By Laura Tillman
Dec 04, 2018
“We’re trying to conserve and restore the chinampas,” Usobiaga said, referring to Xochimilco’s network of tiny islands that have formed over the centuries from the mud and compost in the canals. “It’s a very important environmental area for Mexico City, and it’s threatened by many factors: urban sprawl, pollution, and the abandonment of the chinampas.”
Today, about 850 of the chinampas in Xochimilco are used for active farming and another 15,000 are thought to have farming potential, said Alberto Gonzalez-Pozo, author of a book about the islands.
But urbanization is threatening Xochimilco. Developments — many of them illegal — are popping up on some of the islands, and sewage often flows directly into the canals. The spring water that once fed the canals of Xochimilco was long ago harnessed for the densely populated neighborhoods of Mexico City and the back-and-forth cycle of drought and flooding alternately swamps the islands or causes them to sink.
“It’s little by little but it’s neverending,” Gonzalez-Pozo said. “It’s a worrying phenomenon.”
The chinampas were once much smaller, some as narrow as 12 feet, Gonzalez-Pozo said. Today, some of the islands are as wide at 60 feet after many of the narrow canals were filled in. The loss of the waterways that once separated the islands has also reduced their fertility.

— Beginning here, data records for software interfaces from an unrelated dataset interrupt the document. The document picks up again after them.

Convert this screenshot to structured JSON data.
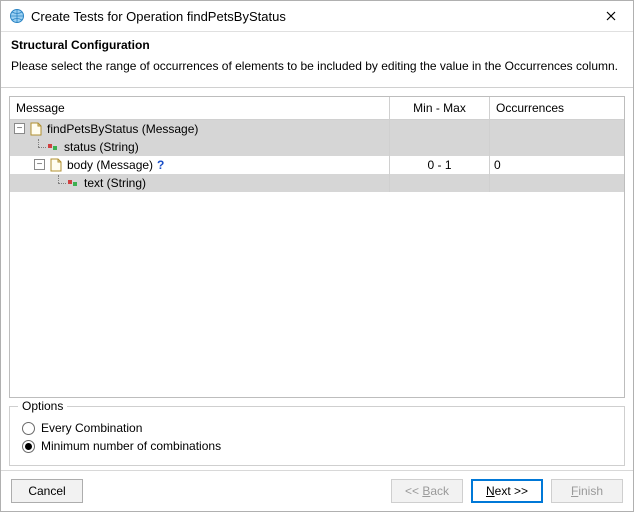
{
  "window": {
    "title": "Create Tests for Operation findPetsByStatus"
  },
  "header": {
    "heading": "Structural Configuration",
    "subtext": "Please select the range of occurrences of elements to be included by editing the value in the Occurrences column."
  },
  "table": {
    "columns": {
      "message": "Message",
      "minmax": "Min - Max",
      "occurrences": "Occurrences"
    },
    "rows": [
      {
        "label": "findPetsByStatus (Message)",
        "minmax": "",
        "occ": ""
      },
      {
        "label": "status (String)",
        "minmax": "",
        "occ": ""
      },
      {
        "label": "body (Message)",
        "opt": "?",
        "minmax": "0 - 1",
        "occ": "0"
      },
      {
        "label": "text (String)",
        "minmax": "",
        "occ": ""
      }
    ]
  },
  "options": {
    "legend": "Options",
    "every": "Every Combination",
    "min": "Minimum number of combinations"
  },
  "buttons": {
    "cancel": "Cancel",
    "back_pre": "<< ",
    "back_mn": "B",
    "back_post": "ack",
    "next_mn": "N",
    "next_post": "ext >>",
    "finish_mn": "F",
    "finish_post": "inish"
  }
}
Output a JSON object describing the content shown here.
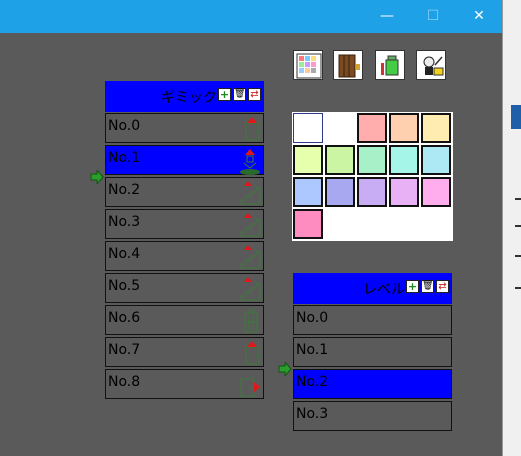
{
  "window": {
    "minimize_glyph": "—",
    "maximize_glyph": "☐",
    "close_glyph": "✕",
    "titlebar_color": "#1fa1e8"
  },
  "toolbar": {
    "tools": [
      "grid-tool-icon",
      "door-tool-icon",
      "item-tool-icon",
      "character-tool-icon"
    ]
  },
  "gimmick_panel": {
    "title": "ギミック",
    "add_glyph": "+",
    "delete_glyph": "🗑",
    "refresh_glyph": "⇄",
    "selected_index": 1,
    "items": [
      {
        "label": "No.0",
        "icon": "door-red-top-icon"
      },
      {
        "label": "No.1",
        "icon": "warp-icon"
      },
      {
        "label": "No.2",
        "icon": "stairs-up-icon"
      },
      {
        "label": "No.3",
        "icon": "stairs-up-icon"
      },
      {
        "label": "No.4",
        "icon": "stairs-up-icon"
      },
      {
        "label": "No.5",
        "icon": "stairs-up-icon"
      },
      {
        "label": "No.6",
        "icon": "trash-can-icon"
      },
      {
        "label": "No.7",
        "icon": "door-red-top-icon"
      },
      {
        "label": "No.8",
        "icon": "door-red-right-icon"
      }
    ]
  },
  "level_panel": {
    "title": "レベル",
    "add_glyph": "+",
    "delete_glyph": "🗑",
    "refresh_glyph": "⇄",
    "selected_index": 2,
    "items": [
      {
        "label": "No.0"
      },
      {
        "label": "No.1"
      },
      {
        "label": "No.2"
      },
      {
        "label": "No.3"
      }
    ]
  },
  "palette": {
    "colors": [
      "#ffffff",
      "#ffffff",
      "#ffadad",
      "#ffd0b0",
      "#ffecb0",
      "#e6ffad",
      "#cbf5a3",
      "#a8f0c8",
      "#a5f5e8",
      "#ade8f5",
      "#adc8ff",
      "#a8a8f0",
      "#c8adf5",
      "#e8b0f5",
      "#ffaded",
      "#ff8cc0"
    ],
    "selected_index": 0
  },
  "colors": {
    "selection": "#0000ff",
    "background": "#5a5a5a",
    "pointer_arrow": "#2a9d2a"
  }
}
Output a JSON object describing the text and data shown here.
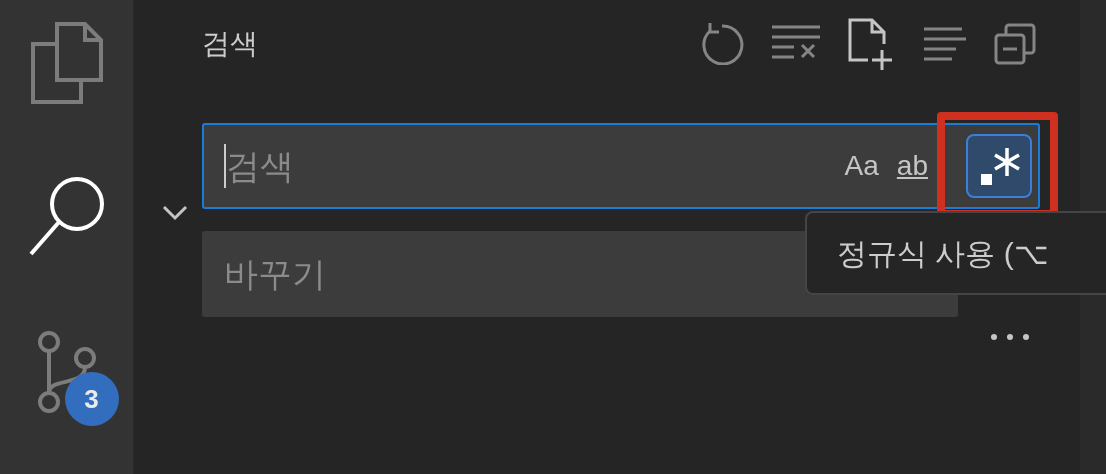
{
  "activity_bar": {
    "items": [
      {
        "kind": "files",
        "selected": false
      },
      {
        "kind": "search",
        "selected": true
      },
      {
        "kind": "source_control",
        "selected": false,
        "badge": "3"
      }
    ]
  },
  "panel": {
    "title": "검색",
    "replace_toggle": {
      "expanded": true
    },
    "search": {
      "placeholder": "검색",
      "focused": true,
      "match_case": {
        "label": "Aa",
        "selected": false
      },
      "whole_word": {
        "label": "ab",
        "selected": false
      },
      "regex": {
        "selected": true,
        "highlighted": true
      }
    },
    "replace": {
      "placeholder": "바꾸기"
    },
    "tooltip": {
      "text": "정규식 사용 (⌥"
    }
  }
}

Many of the families who have farmed the chinampas for generations are giving up due to the meager wages, Usobiaga said. By paying fair wages and providing technical assistance, a planting schedule and a purchasing contract, Yolcan is hoping it can support families who want to continue farming.